Carbon monoxide is an odorless, colorless, tasteless gas. Several household sources, such as gasoline-powered tools and generators, produce carbon monoxide.
Anything that burns can produce carbon monoxide. The fumes are extremely hazardous and can cause sudden illness or death.
Dangers of Carbon MonoxideCarbon monoxide weakens the blood’s ability to carry oxygen to organs and body tissues.
The gas cannot be seen or smelled, so people often don’t know they are breathing it. Poisoning can occur in minutes.
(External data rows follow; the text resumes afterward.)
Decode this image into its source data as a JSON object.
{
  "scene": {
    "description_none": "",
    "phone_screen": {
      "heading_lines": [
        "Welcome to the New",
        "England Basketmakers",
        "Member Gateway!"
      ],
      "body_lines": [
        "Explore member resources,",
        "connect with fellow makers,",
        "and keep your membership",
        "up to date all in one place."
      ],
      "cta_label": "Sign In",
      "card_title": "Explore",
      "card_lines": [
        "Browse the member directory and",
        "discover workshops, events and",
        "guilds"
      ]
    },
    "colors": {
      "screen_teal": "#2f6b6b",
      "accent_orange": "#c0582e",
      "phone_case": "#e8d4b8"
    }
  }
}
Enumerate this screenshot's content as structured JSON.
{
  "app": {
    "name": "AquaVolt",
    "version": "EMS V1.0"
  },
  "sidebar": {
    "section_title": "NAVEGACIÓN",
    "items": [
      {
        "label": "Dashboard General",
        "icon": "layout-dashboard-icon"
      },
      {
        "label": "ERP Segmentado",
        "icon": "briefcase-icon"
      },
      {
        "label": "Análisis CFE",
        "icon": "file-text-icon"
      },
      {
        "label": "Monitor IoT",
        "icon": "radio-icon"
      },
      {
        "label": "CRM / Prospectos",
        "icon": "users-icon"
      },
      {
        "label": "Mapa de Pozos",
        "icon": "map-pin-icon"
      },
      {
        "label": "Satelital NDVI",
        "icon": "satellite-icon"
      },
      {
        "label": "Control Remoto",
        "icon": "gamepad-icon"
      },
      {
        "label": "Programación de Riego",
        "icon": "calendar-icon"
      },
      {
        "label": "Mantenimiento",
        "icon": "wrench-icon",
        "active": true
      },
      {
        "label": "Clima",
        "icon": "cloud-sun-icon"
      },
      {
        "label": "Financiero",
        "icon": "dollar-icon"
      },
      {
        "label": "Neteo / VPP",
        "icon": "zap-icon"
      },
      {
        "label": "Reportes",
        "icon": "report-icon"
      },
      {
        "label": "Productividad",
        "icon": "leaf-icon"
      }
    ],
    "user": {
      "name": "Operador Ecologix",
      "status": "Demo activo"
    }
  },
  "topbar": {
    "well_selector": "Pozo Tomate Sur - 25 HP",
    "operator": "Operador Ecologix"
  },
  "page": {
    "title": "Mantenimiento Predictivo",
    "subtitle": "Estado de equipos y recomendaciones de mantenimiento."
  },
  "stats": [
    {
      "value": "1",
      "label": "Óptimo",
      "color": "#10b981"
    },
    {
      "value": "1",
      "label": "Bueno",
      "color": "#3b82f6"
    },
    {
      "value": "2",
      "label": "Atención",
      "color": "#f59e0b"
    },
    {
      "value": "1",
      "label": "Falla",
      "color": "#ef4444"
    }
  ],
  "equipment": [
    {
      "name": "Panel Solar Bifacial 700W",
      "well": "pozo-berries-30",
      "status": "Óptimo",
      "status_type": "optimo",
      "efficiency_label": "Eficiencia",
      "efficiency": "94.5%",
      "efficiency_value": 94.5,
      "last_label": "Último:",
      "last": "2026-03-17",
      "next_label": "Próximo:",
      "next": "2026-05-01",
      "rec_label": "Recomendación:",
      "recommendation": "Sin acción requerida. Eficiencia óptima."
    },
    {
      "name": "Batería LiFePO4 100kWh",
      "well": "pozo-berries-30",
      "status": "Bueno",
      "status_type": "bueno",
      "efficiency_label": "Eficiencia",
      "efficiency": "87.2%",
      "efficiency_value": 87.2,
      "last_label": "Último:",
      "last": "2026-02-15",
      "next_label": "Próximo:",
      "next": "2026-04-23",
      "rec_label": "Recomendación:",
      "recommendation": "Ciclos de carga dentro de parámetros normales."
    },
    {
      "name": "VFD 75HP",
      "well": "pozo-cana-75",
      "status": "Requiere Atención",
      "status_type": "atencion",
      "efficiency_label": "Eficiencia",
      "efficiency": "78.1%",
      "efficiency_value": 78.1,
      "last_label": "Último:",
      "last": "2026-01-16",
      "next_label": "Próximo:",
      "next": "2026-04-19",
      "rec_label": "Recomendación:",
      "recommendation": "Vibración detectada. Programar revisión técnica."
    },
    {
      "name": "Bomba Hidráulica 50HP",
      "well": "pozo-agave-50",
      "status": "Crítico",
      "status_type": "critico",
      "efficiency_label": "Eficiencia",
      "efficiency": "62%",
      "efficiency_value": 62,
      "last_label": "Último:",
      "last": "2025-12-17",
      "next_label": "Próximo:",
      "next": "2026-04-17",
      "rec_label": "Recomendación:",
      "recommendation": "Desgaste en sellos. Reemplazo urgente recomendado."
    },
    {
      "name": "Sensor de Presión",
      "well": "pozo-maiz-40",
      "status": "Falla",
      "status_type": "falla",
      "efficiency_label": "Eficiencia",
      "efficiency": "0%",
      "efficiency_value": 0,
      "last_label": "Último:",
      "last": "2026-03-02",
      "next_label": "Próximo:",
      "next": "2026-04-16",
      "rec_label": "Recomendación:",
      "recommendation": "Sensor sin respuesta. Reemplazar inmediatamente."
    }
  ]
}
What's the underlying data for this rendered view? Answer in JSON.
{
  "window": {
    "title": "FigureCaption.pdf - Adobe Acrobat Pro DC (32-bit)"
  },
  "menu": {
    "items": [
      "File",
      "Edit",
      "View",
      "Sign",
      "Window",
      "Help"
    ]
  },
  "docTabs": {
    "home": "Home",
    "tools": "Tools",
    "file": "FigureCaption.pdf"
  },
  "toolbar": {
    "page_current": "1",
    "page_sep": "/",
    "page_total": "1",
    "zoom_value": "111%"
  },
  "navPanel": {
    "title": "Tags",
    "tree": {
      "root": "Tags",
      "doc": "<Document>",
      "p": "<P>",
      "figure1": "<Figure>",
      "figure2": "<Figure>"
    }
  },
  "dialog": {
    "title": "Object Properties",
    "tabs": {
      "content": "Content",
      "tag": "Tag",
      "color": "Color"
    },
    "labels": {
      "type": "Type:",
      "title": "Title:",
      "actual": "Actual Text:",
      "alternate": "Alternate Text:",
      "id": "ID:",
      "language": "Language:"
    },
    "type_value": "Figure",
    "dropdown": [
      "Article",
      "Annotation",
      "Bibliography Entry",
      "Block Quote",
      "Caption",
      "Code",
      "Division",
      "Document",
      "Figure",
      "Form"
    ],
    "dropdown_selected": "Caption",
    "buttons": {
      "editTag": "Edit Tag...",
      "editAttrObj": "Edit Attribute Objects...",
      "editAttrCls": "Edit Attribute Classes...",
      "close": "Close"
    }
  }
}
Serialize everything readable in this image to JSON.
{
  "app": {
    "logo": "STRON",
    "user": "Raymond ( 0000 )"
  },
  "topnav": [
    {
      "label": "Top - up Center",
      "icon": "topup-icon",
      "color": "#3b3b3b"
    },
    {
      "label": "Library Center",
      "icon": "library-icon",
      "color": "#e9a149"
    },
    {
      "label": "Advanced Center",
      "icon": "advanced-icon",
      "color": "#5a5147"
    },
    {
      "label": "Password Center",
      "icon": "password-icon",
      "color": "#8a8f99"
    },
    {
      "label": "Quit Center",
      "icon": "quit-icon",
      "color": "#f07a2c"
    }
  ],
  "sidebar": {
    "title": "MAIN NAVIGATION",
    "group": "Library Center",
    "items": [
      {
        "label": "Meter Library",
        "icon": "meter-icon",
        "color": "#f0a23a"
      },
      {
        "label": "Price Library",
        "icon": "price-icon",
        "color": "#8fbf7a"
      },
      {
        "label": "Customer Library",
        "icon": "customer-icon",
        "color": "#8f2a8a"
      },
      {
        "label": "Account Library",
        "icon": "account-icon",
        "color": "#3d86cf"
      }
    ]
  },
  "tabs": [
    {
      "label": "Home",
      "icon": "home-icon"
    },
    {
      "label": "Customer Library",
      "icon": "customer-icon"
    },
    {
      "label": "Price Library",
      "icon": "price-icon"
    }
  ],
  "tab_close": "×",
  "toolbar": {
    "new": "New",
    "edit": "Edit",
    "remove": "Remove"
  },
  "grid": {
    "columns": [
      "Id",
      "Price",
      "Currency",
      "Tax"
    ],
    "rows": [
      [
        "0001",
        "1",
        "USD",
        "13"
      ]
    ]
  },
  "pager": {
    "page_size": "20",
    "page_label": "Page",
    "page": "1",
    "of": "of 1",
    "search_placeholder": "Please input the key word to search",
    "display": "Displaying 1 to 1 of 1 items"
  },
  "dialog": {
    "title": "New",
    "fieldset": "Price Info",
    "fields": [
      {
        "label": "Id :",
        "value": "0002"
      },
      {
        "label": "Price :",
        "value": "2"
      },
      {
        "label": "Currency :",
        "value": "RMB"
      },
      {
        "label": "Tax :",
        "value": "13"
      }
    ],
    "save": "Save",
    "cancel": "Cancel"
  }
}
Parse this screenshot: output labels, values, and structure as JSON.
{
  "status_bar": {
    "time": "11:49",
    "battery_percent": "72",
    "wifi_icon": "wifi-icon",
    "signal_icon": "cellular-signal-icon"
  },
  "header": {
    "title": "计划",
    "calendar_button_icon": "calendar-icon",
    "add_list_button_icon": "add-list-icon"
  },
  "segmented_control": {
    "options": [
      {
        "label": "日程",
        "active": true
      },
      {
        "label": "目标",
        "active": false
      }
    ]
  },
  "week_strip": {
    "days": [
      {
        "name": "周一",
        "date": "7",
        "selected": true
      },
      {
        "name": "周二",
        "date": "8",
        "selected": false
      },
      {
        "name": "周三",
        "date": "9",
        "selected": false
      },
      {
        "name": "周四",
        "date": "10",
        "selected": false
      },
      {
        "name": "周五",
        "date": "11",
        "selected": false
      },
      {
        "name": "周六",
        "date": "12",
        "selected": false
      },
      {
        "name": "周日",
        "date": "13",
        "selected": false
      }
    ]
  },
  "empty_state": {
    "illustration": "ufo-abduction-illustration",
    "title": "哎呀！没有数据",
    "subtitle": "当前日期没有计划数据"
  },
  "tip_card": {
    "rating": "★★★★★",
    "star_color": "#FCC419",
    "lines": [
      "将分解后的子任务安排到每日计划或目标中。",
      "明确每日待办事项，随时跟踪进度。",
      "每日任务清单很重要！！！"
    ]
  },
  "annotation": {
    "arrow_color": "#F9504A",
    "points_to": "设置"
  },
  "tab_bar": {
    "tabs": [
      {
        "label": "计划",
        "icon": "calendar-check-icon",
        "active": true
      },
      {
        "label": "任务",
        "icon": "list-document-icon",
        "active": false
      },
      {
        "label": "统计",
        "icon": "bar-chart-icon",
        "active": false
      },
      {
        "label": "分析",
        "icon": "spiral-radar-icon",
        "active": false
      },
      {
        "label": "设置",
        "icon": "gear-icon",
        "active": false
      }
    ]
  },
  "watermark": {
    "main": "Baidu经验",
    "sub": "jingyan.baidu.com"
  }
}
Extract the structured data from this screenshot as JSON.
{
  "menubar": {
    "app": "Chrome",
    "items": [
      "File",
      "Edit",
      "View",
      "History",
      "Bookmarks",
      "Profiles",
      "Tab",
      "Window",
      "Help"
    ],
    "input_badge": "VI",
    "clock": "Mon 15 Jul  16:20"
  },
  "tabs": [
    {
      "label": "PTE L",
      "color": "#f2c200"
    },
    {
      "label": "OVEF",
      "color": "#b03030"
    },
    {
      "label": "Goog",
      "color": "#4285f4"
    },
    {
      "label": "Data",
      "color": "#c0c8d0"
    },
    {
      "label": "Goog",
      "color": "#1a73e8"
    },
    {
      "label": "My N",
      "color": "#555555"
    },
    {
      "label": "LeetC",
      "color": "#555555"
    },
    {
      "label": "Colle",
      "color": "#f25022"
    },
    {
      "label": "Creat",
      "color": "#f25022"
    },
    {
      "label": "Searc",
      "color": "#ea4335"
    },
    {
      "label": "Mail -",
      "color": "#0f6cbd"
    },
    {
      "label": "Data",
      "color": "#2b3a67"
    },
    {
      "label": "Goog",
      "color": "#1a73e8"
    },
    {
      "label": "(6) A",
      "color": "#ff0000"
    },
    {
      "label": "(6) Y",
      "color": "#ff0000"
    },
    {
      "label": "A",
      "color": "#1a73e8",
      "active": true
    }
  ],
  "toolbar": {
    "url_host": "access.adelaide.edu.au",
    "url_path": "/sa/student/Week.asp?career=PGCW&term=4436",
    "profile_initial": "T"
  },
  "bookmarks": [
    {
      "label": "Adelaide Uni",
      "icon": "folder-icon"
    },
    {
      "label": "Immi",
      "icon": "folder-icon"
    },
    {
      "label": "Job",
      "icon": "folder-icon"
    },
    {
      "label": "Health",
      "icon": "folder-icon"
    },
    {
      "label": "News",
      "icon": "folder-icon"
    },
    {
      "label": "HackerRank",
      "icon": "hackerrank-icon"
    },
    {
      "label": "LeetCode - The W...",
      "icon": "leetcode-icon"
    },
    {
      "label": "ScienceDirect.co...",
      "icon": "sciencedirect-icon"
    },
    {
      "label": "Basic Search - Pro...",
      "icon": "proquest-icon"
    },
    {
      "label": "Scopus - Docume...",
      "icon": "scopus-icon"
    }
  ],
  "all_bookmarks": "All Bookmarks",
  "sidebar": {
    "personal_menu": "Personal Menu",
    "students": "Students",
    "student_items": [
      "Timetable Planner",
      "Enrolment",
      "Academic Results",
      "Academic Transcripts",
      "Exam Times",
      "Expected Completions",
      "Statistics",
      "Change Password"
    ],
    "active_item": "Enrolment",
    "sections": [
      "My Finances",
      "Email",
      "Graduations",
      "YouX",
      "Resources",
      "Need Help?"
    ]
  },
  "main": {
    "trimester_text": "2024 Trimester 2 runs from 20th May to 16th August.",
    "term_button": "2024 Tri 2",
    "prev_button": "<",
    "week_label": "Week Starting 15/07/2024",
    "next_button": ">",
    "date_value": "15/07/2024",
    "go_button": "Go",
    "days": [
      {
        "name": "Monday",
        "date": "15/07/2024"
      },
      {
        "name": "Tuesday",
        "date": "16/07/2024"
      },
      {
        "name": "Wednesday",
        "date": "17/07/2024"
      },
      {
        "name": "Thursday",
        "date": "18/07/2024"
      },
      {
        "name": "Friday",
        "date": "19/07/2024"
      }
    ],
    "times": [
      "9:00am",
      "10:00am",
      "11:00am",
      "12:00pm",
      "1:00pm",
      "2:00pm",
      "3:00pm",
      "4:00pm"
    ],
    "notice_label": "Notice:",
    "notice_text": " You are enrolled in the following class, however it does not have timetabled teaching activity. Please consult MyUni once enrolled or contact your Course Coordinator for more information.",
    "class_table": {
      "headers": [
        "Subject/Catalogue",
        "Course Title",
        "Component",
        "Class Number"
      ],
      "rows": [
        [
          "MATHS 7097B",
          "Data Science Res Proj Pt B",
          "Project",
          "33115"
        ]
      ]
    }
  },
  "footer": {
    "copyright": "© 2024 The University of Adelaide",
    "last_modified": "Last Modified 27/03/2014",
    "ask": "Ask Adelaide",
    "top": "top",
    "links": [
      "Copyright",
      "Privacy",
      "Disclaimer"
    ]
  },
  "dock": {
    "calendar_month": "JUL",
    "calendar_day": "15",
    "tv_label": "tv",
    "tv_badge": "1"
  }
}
Nearly everyone is at risk, but carbon monoxide is especially dangerous to infants, women who are pregnant and their unborn children, the elderly and people with heart or breathing problems. It also can affect pets.
Causes of Carbon Monoxide poisoningIn disaster situations, carbon monoxide poisonings usually occur from improperly operated generators.
Fumes from generators can build up in enclosed areas and poison people.
Carbon monoxide poisoning also can occur when gas stoves, lanterns, charcoal grills, gas ranges, gas dryers and hot water heaters, automobiles and heating systems are not used correctly.
Symptoms of Carbon Monoxide poisoning
- severe headache
If you experience any of these, get out of the house and seek medical attention immediately.
- Never use generators or other gasoline or charcoal-burning devices such as grills or heaters inside your home, in a garage, in an enclosed area or outside near an open window.
Generators should be placed at least 10 feet from the home and in a well-ventilated area
- Never use gas ranges or ovens to heat your home
- Never run an automobile in an enclosed space, even in an open garage
- Make sure all appliances are properly installed and maintained
- Install Carbon monoxide detectors in your home especially near bedrooms. Check the batteries every year.
Carbon monoxide detectors work similarly to smoke detectors and can be found at most hardware stores.